EXERCISE MATERIAL:
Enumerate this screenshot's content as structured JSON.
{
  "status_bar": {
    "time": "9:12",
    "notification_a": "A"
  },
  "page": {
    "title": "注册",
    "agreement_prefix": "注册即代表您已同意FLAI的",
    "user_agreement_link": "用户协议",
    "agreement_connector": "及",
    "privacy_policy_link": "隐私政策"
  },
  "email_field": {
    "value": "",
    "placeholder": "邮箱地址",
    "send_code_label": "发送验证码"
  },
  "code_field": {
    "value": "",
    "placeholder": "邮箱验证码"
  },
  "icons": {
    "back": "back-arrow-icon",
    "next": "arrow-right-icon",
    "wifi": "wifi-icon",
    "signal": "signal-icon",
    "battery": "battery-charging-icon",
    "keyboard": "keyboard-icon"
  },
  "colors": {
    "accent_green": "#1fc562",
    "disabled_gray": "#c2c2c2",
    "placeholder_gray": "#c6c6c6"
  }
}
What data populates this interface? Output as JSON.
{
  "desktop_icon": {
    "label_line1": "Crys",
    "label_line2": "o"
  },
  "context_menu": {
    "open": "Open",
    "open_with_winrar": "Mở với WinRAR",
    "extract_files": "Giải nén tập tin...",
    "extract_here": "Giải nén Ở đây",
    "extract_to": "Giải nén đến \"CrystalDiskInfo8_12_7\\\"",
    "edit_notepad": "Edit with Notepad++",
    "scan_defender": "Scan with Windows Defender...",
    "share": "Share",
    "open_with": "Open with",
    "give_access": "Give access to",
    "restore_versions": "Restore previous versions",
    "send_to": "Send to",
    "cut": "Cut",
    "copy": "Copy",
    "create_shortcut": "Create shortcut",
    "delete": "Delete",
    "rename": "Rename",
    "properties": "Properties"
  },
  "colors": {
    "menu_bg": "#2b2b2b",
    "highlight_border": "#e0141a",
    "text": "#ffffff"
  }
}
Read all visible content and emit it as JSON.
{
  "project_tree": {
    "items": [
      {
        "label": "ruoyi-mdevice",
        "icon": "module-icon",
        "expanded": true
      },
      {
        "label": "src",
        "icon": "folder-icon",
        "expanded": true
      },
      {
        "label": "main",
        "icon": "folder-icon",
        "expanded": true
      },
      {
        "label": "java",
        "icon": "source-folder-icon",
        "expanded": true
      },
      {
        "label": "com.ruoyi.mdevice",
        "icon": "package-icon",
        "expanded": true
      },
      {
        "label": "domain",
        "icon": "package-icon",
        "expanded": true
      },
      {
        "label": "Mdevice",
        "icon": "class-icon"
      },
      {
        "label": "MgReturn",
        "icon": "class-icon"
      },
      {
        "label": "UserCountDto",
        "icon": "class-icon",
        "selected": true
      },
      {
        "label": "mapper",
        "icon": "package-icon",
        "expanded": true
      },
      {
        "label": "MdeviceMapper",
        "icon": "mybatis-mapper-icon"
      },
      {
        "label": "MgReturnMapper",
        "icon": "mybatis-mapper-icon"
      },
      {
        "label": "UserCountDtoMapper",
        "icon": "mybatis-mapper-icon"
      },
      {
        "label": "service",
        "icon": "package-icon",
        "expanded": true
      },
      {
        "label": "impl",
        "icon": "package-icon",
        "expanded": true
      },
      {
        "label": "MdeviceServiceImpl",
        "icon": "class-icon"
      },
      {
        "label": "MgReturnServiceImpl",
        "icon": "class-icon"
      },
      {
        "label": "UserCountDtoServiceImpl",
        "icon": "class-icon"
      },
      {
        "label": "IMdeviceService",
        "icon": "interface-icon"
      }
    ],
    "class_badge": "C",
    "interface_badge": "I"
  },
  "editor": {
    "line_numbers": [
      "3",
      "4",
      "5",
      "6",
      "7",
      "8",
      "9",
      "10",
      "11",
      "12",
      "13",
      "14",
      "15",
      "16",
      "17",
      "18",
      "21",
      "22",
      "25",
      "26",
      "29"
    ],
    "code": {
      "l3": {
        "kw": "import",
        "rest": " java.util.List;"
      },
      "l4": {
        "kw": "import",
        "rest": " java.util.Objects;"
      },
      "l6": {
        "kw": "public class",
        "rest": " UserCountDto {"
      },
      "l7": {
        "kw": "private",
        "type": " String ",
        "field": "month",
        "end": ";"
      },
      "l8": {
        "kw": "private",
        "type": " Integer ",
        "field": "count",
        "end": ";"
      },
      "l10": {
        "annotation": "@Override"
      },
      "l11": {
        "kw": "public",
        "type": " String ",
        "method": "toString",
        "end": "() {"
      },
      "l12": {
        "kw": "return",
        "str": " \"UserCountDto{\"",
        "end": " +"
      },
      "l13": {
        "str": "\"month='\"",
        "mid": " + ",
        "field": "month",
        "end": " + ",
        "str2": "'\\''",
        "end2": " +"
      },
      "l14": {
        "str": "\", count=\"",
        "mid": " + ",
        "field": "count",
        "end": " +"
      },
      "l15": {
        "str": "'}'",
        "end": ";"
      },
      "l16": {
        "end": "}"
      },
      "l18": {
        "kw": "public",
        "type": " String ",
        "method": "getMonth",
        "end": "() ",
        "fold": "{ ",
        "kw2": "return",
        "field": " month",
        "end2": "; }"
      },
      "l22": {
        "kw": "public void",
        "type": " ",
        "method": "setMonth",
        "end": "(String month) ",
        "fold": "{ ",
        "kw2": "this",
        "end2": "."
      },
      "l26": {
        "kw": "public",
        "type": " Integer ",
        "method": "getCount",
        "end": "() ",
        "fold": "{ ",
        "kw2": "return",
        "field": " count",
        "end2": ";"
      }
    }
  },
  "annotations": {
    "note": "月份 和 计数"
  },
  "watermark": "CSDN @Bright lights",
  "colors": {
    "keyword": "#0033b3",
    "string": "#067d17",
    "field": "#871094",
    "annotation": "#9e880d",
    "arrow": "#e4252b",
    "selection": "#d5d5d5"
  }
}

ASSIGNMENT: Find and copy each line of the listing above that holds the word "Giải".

ANSWER SPACE:
    "extract_files": "Giải nén tập tin...",
    "extract_here": "Giải nén Ở đây",
    "extract_to": "Giải nén đến \"CrystalDiskInfo8_12_7\\\"",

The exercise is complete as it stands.